Reputations can be enhanced or endangered on such occasions. Six months ago, Fabio da Silva was a Champions League finalist. Here, tormented by Zaha, booked for illegally exacting revenge and then limping off, the Brazilian failed his trial by teenager.

Yet youth was briefly United's salvation. Three minutes after Ambrose scored, Federico Macheda won and converted a penalty. Having acquired the momentum, United casually let it slip, playing with a damning lack of purpose.

In contast, there was a focus to Palace. "I thought every single player stuck to our gameplan," said Freedman. "They should be proud of themselves. I thought they stuck together. I felt in the last 15-20 minutes of extra time that desire shone through in the end."

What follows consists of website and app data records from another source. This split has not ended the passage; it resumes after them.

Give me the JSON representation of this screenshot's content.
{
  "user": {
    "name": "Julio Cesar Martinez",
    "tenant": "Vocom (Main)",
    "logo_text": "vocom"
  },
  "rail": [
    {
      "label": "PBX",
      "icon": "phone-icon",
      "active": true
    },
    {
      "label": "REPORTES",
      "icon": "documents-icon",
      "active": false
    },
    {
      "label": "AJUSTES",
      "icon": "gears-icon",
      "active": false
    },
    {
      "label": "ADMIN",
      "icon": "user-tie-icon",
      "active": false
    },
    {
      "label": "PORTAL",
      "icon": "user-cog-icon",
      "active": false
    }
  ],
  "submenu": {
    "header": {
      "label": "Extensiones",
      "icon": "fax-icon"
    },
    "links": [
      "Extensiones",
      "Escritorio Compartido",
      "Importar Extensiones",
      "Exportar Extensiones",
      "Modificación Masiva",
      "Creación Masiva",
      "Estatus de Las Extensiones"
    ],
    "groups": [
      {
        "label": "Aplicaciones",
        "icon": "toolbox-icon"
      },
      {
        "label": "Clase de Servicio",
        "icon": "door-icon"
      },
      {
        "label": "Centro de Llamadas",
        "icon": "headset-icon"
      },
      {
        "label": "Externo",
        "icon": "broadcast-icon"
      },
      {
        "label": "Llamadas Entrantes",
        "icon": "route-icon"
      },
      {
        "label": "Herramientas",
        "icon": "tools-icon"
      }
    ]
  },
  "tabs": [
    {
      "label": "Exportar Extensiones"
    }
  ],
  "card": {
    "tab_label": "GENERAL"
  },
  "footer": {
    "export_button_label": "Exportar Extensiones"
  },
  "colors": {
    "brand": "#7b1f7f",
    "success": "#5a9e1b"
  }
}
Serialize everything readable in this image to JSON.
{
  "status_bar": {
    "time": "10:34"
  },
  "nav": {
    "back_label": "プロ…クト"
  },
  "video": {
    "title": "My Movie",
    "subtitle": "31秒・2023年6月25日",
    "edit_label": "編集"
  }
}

Darren Ambrose celebrates his stunning goal
GettyImagesDarren Ambrose scored a stunning goal before setting up Crystal Palace's winner

It may be all the greater as such occasions do not come along often in a career and Murray, formerly of Stockport, Carlisle, Rochdale and Brighton, seized his chance to send Palace into a semi-final double-header with Cardiff. A Championship side will be in the Wembley final, a draw that rendered United's failings all the more galling.

"A very disappointing night," concluded Ferguson. The expression on his face suggested it was worth that that. This was a day when he loathed the Carling Cup.

MAN OF THE MATCH: Darren Ambrose. In a side of Palace heroes, Ambrose gets this vote for his incision. His goal was one of the greats by a visitor at Old Trafford. "A wonderful strike by Darren," said Freedman. "He's been doing it through his career."

MANCHESTER UNITED VERDICT: All in all, it was probably their worst day since Leeds won at Old Trafford in the FA Cup in January 2010. As Ferguson accepted, they did not even test Palace goalkeeper Price in the first half and, when Antonio Valencia then broke clear, he missed the target. Only Morrison, who twice came close, actually looked like scoring in open play and, of the starting 11, perhaps only Chris Smalling turned in a decent display. Macheda was strangely deployed on the left wing for the first half, before faring better as a striker but the majority dented their chances of featuring in their near future, and not merely because some played 120 minutes three days before the trip to Aston Villa.

CRYSTAL PALACE VERDICT: "There was no tactical genius," said a modest Freedman, but his players were evidently as organised as they were motivated. They showed a fine blend of individual ability and great teamwork and thoroughly deserved the result. The downside was that a team who face a game on Friday night lost the left-sided pair of Sean Scannell and Dean Moxey to injuries. Hopefully both will be fit to face Cardiff in the semi-finals; it would be harsh if any of this side were to miss out.